A black-billed magpie crosses the barbed boundaries of a wire fence to defend its winged playfulness in a big sky landscape. Perched upon a wooden post, it scouts its next move. More elegant than its cousin crow, the black-and-white formalwear of the magpie obscures its irreverent posturing above the sagebrush plain. ♨
Spider rock stands as a two-headed spire that rests motionless on its ancient pedestal, like petrified arms stretching upward toward the canyon’s rim. Inside Canyon de Chelly on the Navajo Nation, the lithic monument figures into Diné mythic history. ♨
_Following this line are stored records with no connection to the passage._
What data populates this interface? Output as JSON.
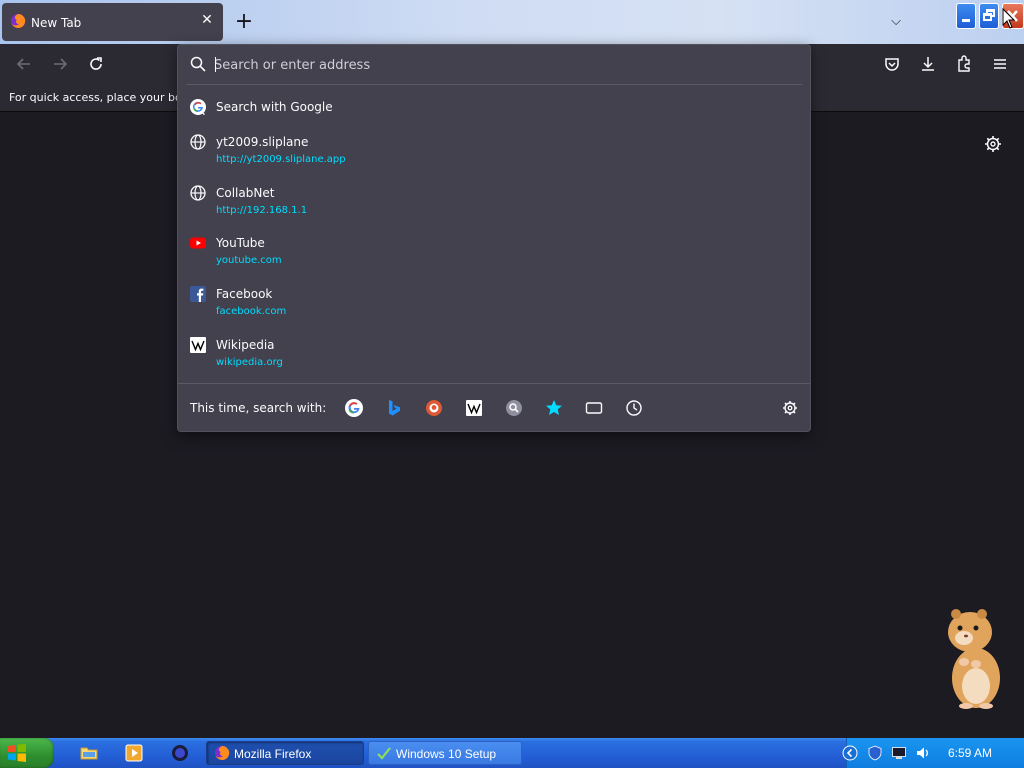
{
  "tab": {
    "title": "New Tab",
    "close": "✕",
    "new_tab": "+",
    "list_all": "⌵"
  },
  "urlbar": {
    "placeholder": "Search or enter address"
  },
  "bookmarks_bar": {
    "text": "For quick access, place your bookmarks here on the bookmarks toolbar."
  },
  "suggestions": [
    {
      "title": "Search with Google",
      "url": "",
      "icon": "google-icon"
    },
    {
      "title": "yt2009.sliplane",
      "url": "http://yt2009.sliplane.app",
      "icon": "globe-icon"
    },
    {
      "title": "CollabNet",
      "url": "http://192.168.1.1",
      "icon": "globe-icon"
    },
    {
      "title": "YouTube",
      "url": "youtube.com",
      "icon": "youtube-icon"
    },
    {
      "title": "Facebook",
      "url": "facebook.com",
      "icon": "facebook-icon"
    },
    {
      "title": "Wikipedia",
      "url": "wikipedia.org",
      "icon": "wikipedia-icon"
    }
  ],
  "search_with": {
    "label": "This time, search with:"
  },
  "taskbar": {
    "tasks": [
      {
        "label": "Mozilla Firefox",
        "active": true
      },
      {
        "label": "Windows 10 Setup",
        "active": false
      }
    ],
    "clock": "6:59 AM"
  },
  "colors": {
    "panel": "#42414d",
    "toolbar": "#2b2a33",
    "content": "#1c1b22",
    "link": "#00ddff",
    "taskbar": "#245fd6"
  }
}
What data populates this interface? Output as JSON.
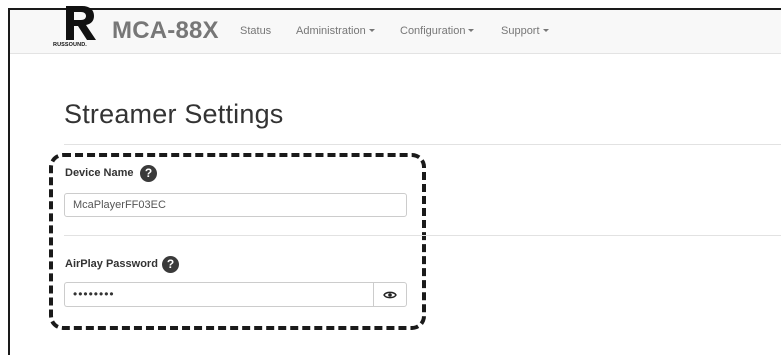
{
  "navbar": {
    "logo_letter": "R",
    "logo_caption": "RUSSOUND.",
    "brand": "MCA-88X",
    "items": [
      {
        "label": "Status",
        "dropdown": false
      },
      {
        "label": "Administration",
        "dropdown": true
      },
      {
        "label": "Configuration",
        "dropdown": true
      },
      {
        "label": "Support",
        "dropdown": true
      }
    ]
  },
  "page": {
    "title": "Streamer Settings"
  },
  "form": {
    "device_name": {
      "label": "Device Name",
      "help_icon": "question-circle-icon",
      "value": "McaPlayerFF03EC"
    },
    "airplay_password": {
      "label": "AirPlay Password",
      "help_icon": "question-circle-icon",
      "value": "••••••••",
      "toggle_icon": "eye-icon"
    }
  },
  "help_glyph": "?",
  "colors": {
    "navbar_bg": "#f8f8f8",
    "nav_text": "#777777",
    "help_icon_bg": "#3a3a3a",
    "highlight_border": "#1a1a1a"
  }
}
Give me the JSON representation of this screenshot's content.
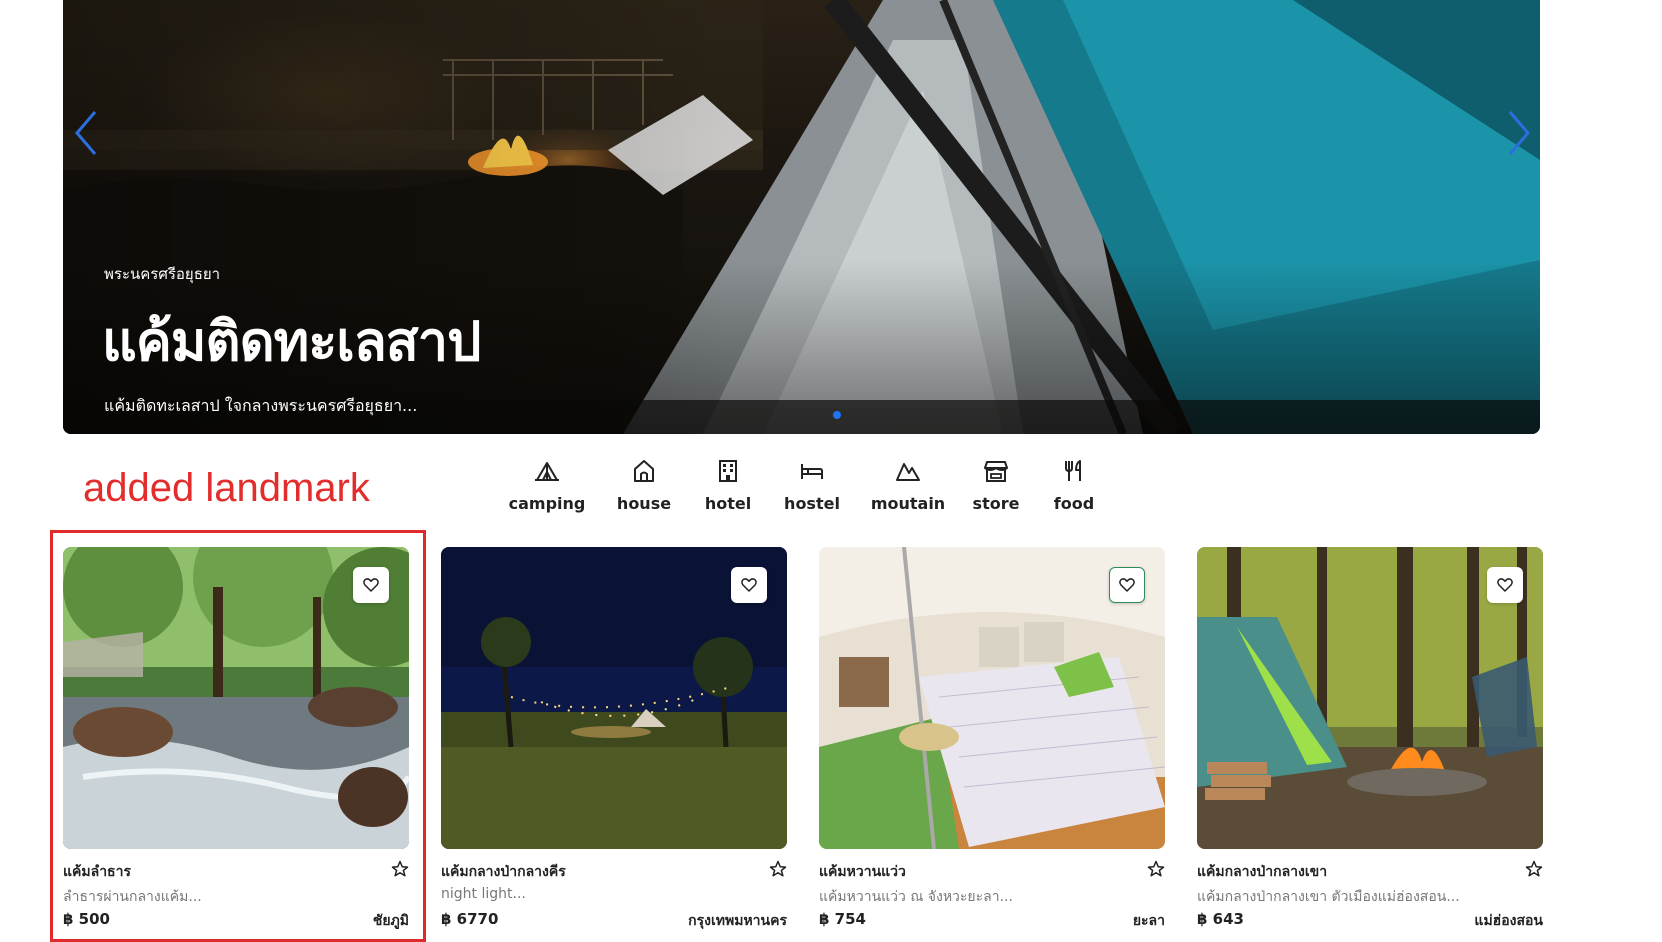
{
  "hero": {
    "subtitle": "พระนครศรีอยุธยา",
    "title": "แค้มติดทะเลสาป",
    "description": "แค้มติดทะเลสาป ใจกลางพระนครศรีอยุธยา...",
    "prev_icon": "chevron-left-icon",
    "next_icon": "chevron-right-icon",
    "active_dot_color": "#1d74f5"
  },
  "annotation": {
    "label": "added landmark",
    "color": "#e32d2d"
  },
  "categories": [
    {
      "label": "camping",
      "icon": "tent-icon"
    },
    {
      "label": "house",
      "icon": "house-icon"
    },
    {
      "label": "hotel",
      "icon": "building-icon"
    },
    {
      "label": "hostel",
      "icon": "bed-icon"
    },
    {
      "label": "moutain",
      "icon": "mountain-icon"
    },
    {
      "label": "store",
      "icon": "store-icon"
    },
    {
      "label": "food",
      "icon": "utensils-icon"
    }
  ],
  "cards": [
    {
      "title": "แค้มลำธาร",
      "description": "ลำธารผ่านกลางแค้ม...",
      "price": "฿ 500",
      "location": "ชัยภูมิ"
    },
    {
      "title": "แค้มกลางป่ากลางคีร",
      "description": "night light...",
      "price": "฿ 6770",
      "location": "กรุงเทพมหานคร"
    },
    {
      "title": "แค้มหวานแว่ว",
      "description": "แค้มหวานแว่ว ณ จังหวะยะลา...",
      "price": "฿ 754",
      "location": "ยะลา"
    },
    {
      "title": "แค้มกลางป่ากลางเขา",
      "description": "แค้มกลางป่ากลางเขา ตัวเมืองแม่ฮ่องสอน...",
      "price": "฿ 643",
      "location": "แม่ฮ่องสอน"
    }
  ]
}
San Antonio, Texas, boasts a magnificent World Heritage treasure in their Spanish colonial missions. These places serve both religious purposes and tourist pleasures. Which raises the question, are the San Antonio missions sacred or secular? ♨
The Hoh Rain Forest waits as a patient guide, a moss-embroidered forest of wisdom, lined with ferns and storied over with trees older than memory.
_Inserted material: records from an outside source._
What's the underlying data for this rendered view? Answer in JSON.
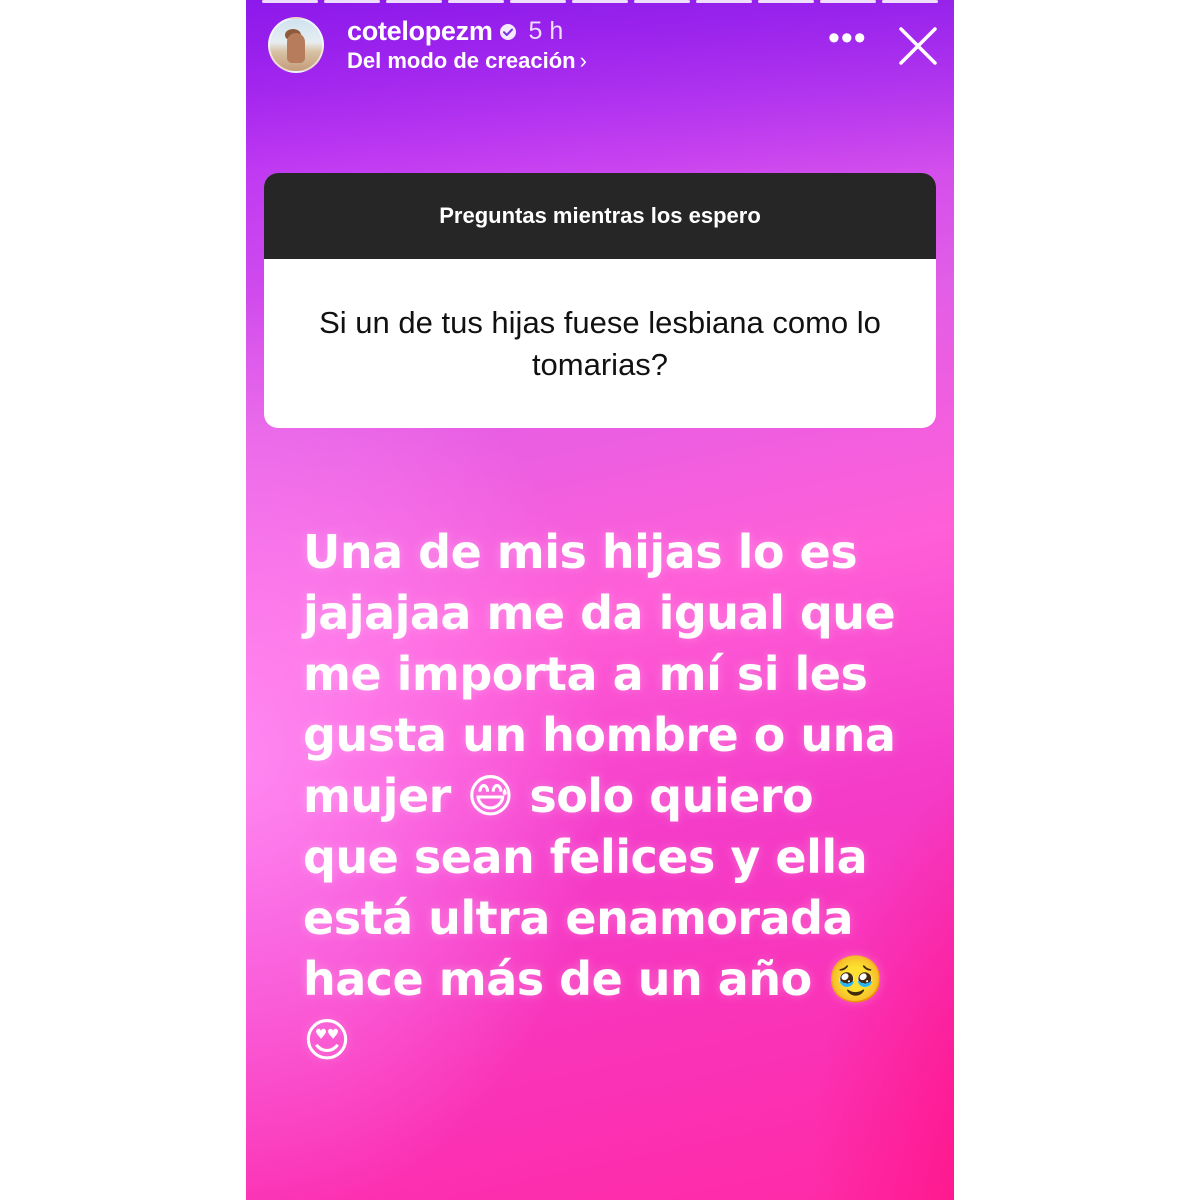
{
  "story": {
    "progress_segments": 11,
    "username": "cotelopezm",
    "verified": true,
    "time_ago": "5 h",
    "source_label": "Del modo de creación",
    "source_chevron": "›",
    "more_icon": "more-horizontal-icon",
    "more_glyph": "•••",
    "close_icon": "close-icon"
  },
  "question_sticker": {
    "header": "Preguntas mientras los espero",
    "question": "Si un de tus hijas fuese lesbiana como lo tomarias?"
  },
  "answer": {
    "text": "Una de mis hijas lo es jajajaa me da igual que me importa a mí si les gusta un hombre o una mujer 😅 solo quiero que sean felices y ella está ultra enamorada hace más de un año 🥹 😍"
  },
  "colors": {
    "header_bar": "#262626",
    "gradient_top": "#a51ff0",
    "gradient_mid": "#ff5fd8",
    "gradient_bottom": "#ff2aa6"
  }
}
The current issue of Chebacco focuses on the history of religion on Maine’s largest island and includes my essay on religion in Acadia National Park.
Wonder-Land Illustrated by Harry J. Norton, published in 1873, was one of the first tourbooks recounting the Yellowstone experience for a general audience.